How to handle health insurance after the death of a spouse
It’s hard to think about much of anything when you’re grieving. But if you were covered by a loved one’s health insurance plan, you may want to start thinking about alternative health insurance options quickly.
In many cases, you will need to find a new plan just 60 days after the death of a loved one to be sure you stayed covered. "So, you need to look for another private insurance plan, COBRA, or an Affordable Care ACT (ACA) Marketplace plan during this period.1
“Unfortunately, those 60 days go by quickly. So the earlier you can organize, the better,” says Caitlin Donovan, a spokesperson for the National Patient Advocate Foundation.
Here are some steps you may want to take to keep yourself and any dependents insured. And what to do if your loved one was covered under your insurance plan.
If you were covered by your spouse’s insurance plan
When a loved one dies, that’s considered a qualifying life event in the insurance world. It gives you a chance to change your existing insurance policy or enroll in a new one.
Private and employer-sponsored health insurance
If you were covered by your spouse’s insurance plan, either through their work or a private plan, call the company HR department or the plan’s insurer as soon as possible. Ask how long you’ll be covered by the plan and what options are available to you.
If the plan is through a company with more than 20 employees, the company is required to offer COBRA insurance coverage. Named after the Consolidated Omnibus Budget Reconciliation Act, COBRA allows you and any dependents to keep the same insurance benefits for up to 36 months.2
Here’s the downside: COBRA plans can be expensive. That’s because your spouse’s employer will most likely stop contributing toward the premium. That means you’ll be responsible for 100% of the cost.3 In 2021, the average yearly cost of employer-sponsored health insurance was $7,739. That means you would pay roughly $645 per month for an individual, according to the Kaiser Family Foundation.4 For a family, the estimated monthly cost would be $1,852. Those estimates don’t include the 2% monthly administrative fee.
A COBRA plan might make sense in the short term if you’re close to — or have already hit — the plan’s annual deductible or out-of-pocket maximum, Donovan says.
Insurance plans through your employer
If you’re employed and your company offers employer-sponsored health insurance, check it out as soon as you can. It’ll likely be your most affordable option.
“See if the cost of the lowest-price plan for you alone is less than 8.17% of your income.
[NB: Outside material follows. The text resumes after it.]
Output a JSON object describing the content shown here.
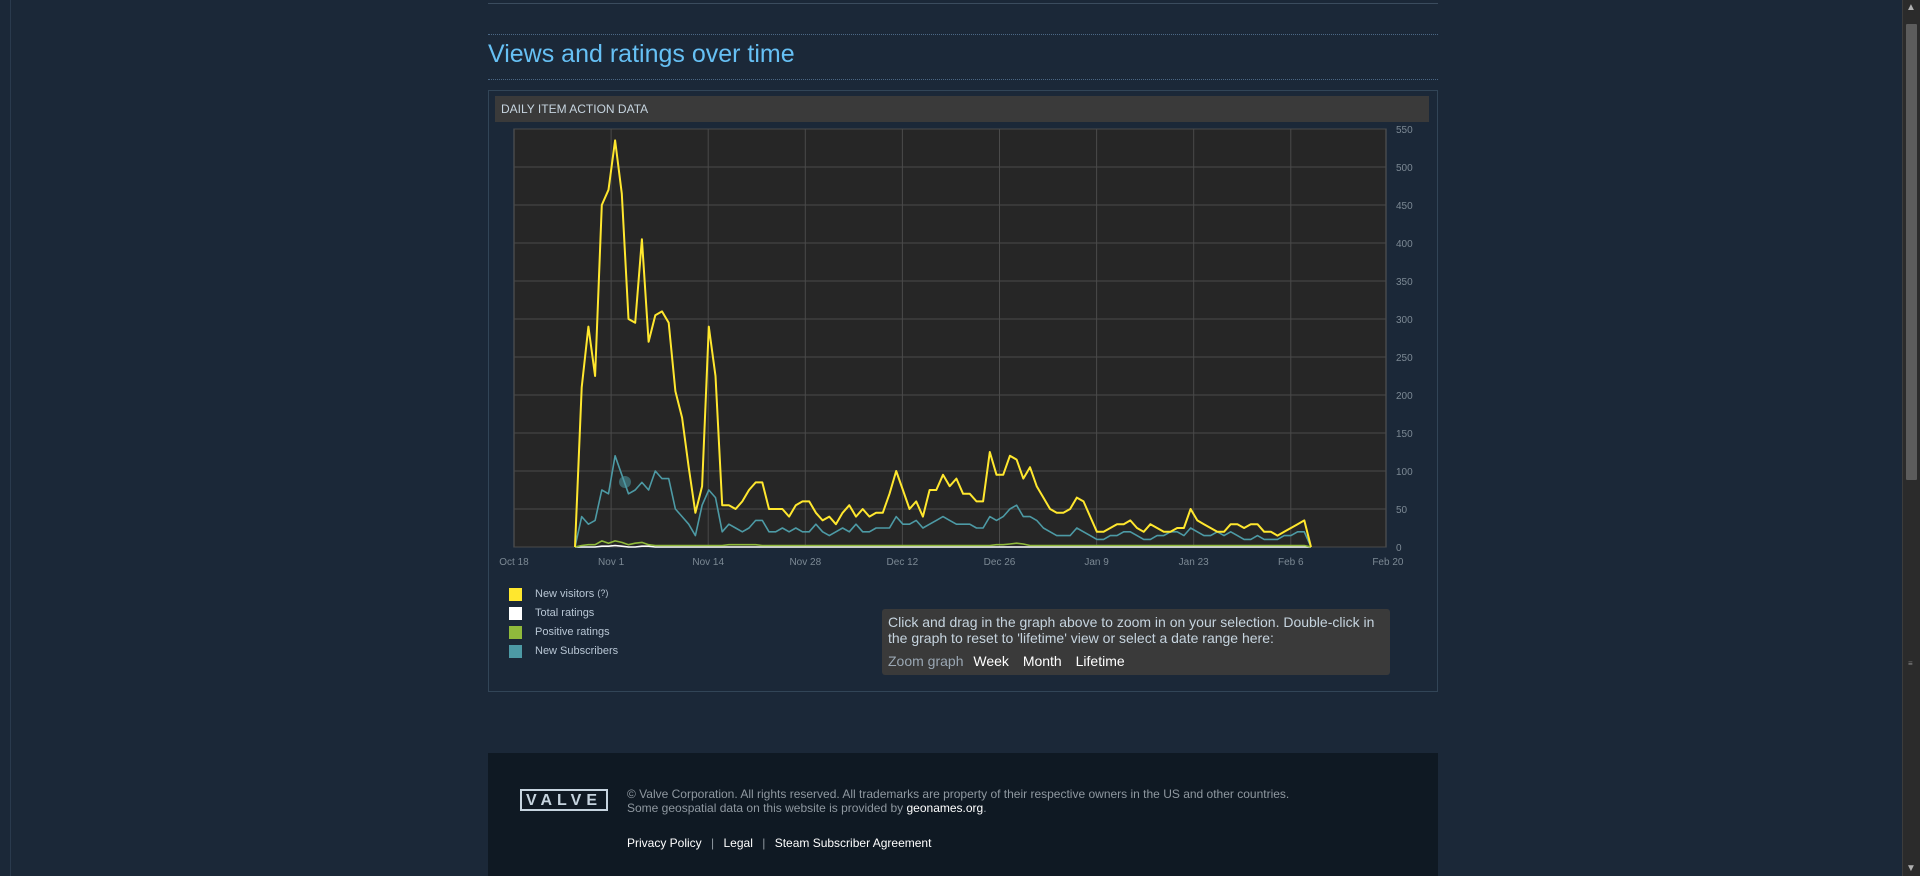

If so, you should enroll in employer-offered coverage,” says Marina Kurakin, a senior legal advocate and health insurance specialist for Legal Council for Health Justice, a Chicago-based organization that works to decrease health disparities in underserved communities.
That number will creep up a bit in 2023. According to healthcare.gov, a job-based health plan is considered “affordable” if your share of the monthly premium in the lowest-cost plan offered by the employer is less than 9.12% of your household income (that’s based on the premium for self-only — individual — coverage).5 If you’re offered employer-based coverage through a household member’s job, affordability is based on the premium amount to cover everyone in the household (total household income includes earnings from everybody in the household who’s required to file a tax return).
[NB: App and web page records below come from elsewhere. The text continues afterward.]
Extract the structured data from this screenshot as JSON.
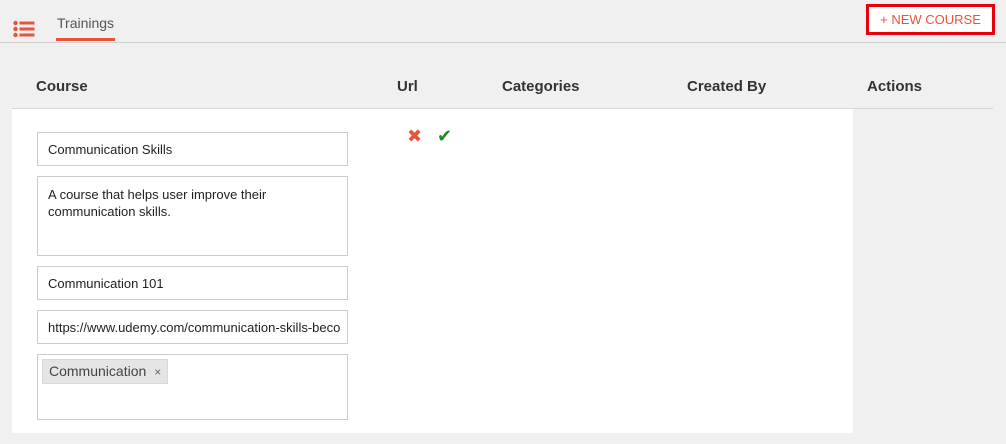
{
  "header": {
    "tab_label": "Trainings",
    "new_course_label": "+ NEW COURSE",
    "menu_icon": "list-icon"
  },
  "table": {
    "columns": [
      "Course",
      "Url",
      "Categories",
      "Created By",
      "Actions"
    ]
  },
  "form": {
    "name_value": "Communication Skills",
    "description_value": "A course that helps user improve their communication skills.",
    "code_value": "Communication 101",
    "url_value": "https://www.udemy.com/communication-skills-beco",
    "tags": [
      {
        "label": "Communication",
        "remove": "×"
      }
    ]
  },
  "actions": {
    "cancel_icon": "✖",
    "confirm_icon": "✔"
  },
  "colors": {
    "accent": "#e8543a",
    "highlight_border": "#e8000d",
    "confirm": "#1e8a1e"
  }
}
If employer-offered coverage isn’t a possibility, consider shopping around for private plans through insurance brokers. These plans are often cheaper than COBRA. But it’s not always guaranteed that they’ll cover your needs, Kurakin adds.
Affordable Care Act Marketplace insurance
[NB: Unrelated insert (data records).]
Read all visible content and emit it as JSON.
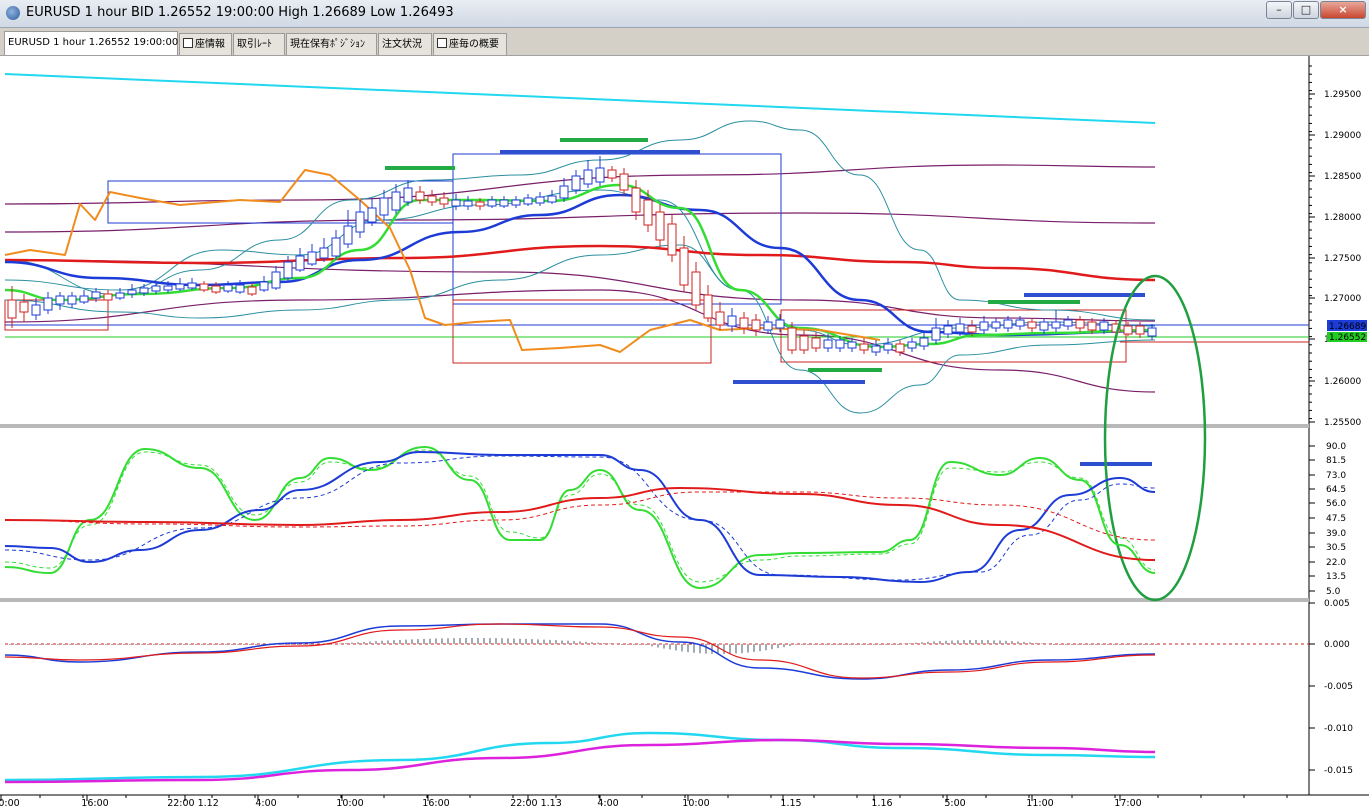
{
  "window": {
    "title": "EURUSD 1 hour BID 1.26552 19:00:00 High 1.26689 Low 1.26493",
    "buttons": {
      "minimize": "–",
      "maximize": "□",
      "close": "×"
    }
  },
  "tabs": [
    {
      "label": "EURUSD 1 hour 1.26552 19:00:00",
      "checkbox": false,
      "active": true
    },
    {
      "label": "座情報",
      "checkbox": true
    },
    {
      "label": "取引ﾚｰﾄ",
      "checkbox": false
    },
    {
      "label": "現在保有ﾎﾟｼﾞｼｮﾝ",
      "checkbox": false
    },
    {
      "label": "注文状況",
      "checkbox": false
    },
    {
      "label": "座毎の概要",
      "checkbox": true
    }
  ],
  "price_axis": {
    "labels": [
      "1.29500",
      "1.29000",
      "1.28500",
      "1.28000",
      "1.27500",
      "1.27000",
      "1.26500",
      "1.26000",
      "1.25500"
    ],
    "current_high_label": "1.26689",
    "current_bid_label": "1.26552",
    "high_label_color": "#1d3bd6",
    "bid_label_color": "#22cc22"
  },
  "osc_axis": {
    "labels": [
      "90.0",
      "81.5",
      "73.0",
      "64.5",
      "56.0",
      "47.5",
      "39.0",
      "30.5",
      "22.0",
      "13.5",
      "5.0"
    ]
  },
  "macd_axis": {
    "labels": [
      "0.005",
      "0.000",
      "-0.005",
      "-0.010",
      "-0.015"
    ]
  },
  "time_axis": {
    "labels": [
      "0:00",
      "16:00",
      "22:00 1.12",
      "4:00",
      "10:00",
      "16:00",
      "22:00 1.13",
      "4:00",
      "10:00",
      "1.15",
      "1.16",
      "5:00",
      "11:00",
      "17:00"
    ]
  },
  "colors": {
    "candle_up": "#1d3bd6",
    "candle_down": "#cc2222",
    "bollinger": "#2b8fa0",
    "ma_fast": "#33dd33",
    "ma_mid": "#1d3bd6",
    "ma_slow": "#e11b1b",
    "orange_line": "#f08c1e",
    "trendline_cyan": "#22d8f0",
    "highlight_ellipse": "#1f9f3f",
    "channel_purple": "#7a1f6a"
  }
}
If employee-sponsored insurance isn’t an option or is too expensive, and you don’t qualify for Medicaid or Medicare (more on that below), your best bet may be an ACA Marketplace insurance plan, Kurakin says.
As with employer-sponsored insurance, the loss of a loved one triggers a special 60-day enrollment period, when you can sign up for a plan through the ACA Marketplace. (See UnitedHealthcare Individual and Family ACA Marketplace plan options.)
The cost of your monthly premium will depend on factors such as your age, projected household taxable income and location. “Generally, the older you are, or the higher your household income, the higher your premiums,” Kurakin says. ACA plans should be less expensive than COBRA insurance because of the subsidies (tax credits based on your income level). And there’s a cap of 8% of your income going toward premiums, Donovan says.
If you and your spouse had a family marketplace plan, update the marketplace about your loved one’s death and any changes in your financial situation. Your income determines the size of the tax credits you get toward your marketplace insurance premiums, Kurakin says.
Enrolling in Medicaid or Medicare
Medicaid is a joint federal-state health insurance program for people with low incomes. Even if you didn’t qualify for Medicaid in the past, you might now with the death of your spouse. See if you qualify.
Medicare is available to adults age 65 or older of any income level who have paid Medicare taxes for at least 10 years (or whose spouse did).6 Get help navigating Medicare plans.
What to do if your spouse was on your insurance plan
If your loved one was on your insurance plan — whether it’s work-sponsored, private, marketplace, Medicare or Medicaid — let the HR department or the insurer know of their death. That might change your monthly premium.
Seek out the help of an expert to navigate your options. That could include:
- An HR representative at your company or your spouse’s company
- Your state’s Department of Human Services
- A health benefits broker
- A local nonprofit that helps people with insurance issues
“Trying to understand your health insurance options under normal circumstances is hard enough. It’s even more difficult when you’re grieving the passing of a loved one,” Kurakin says. “An expert can help you determine which health insurance system you belong in. They can also lay out how to report your household changes and make sure you sign up on time.”
Shopping for a plan?
Find what you’re looking for, from individual plans to Medicare and more. Learn about your options and get online quotes.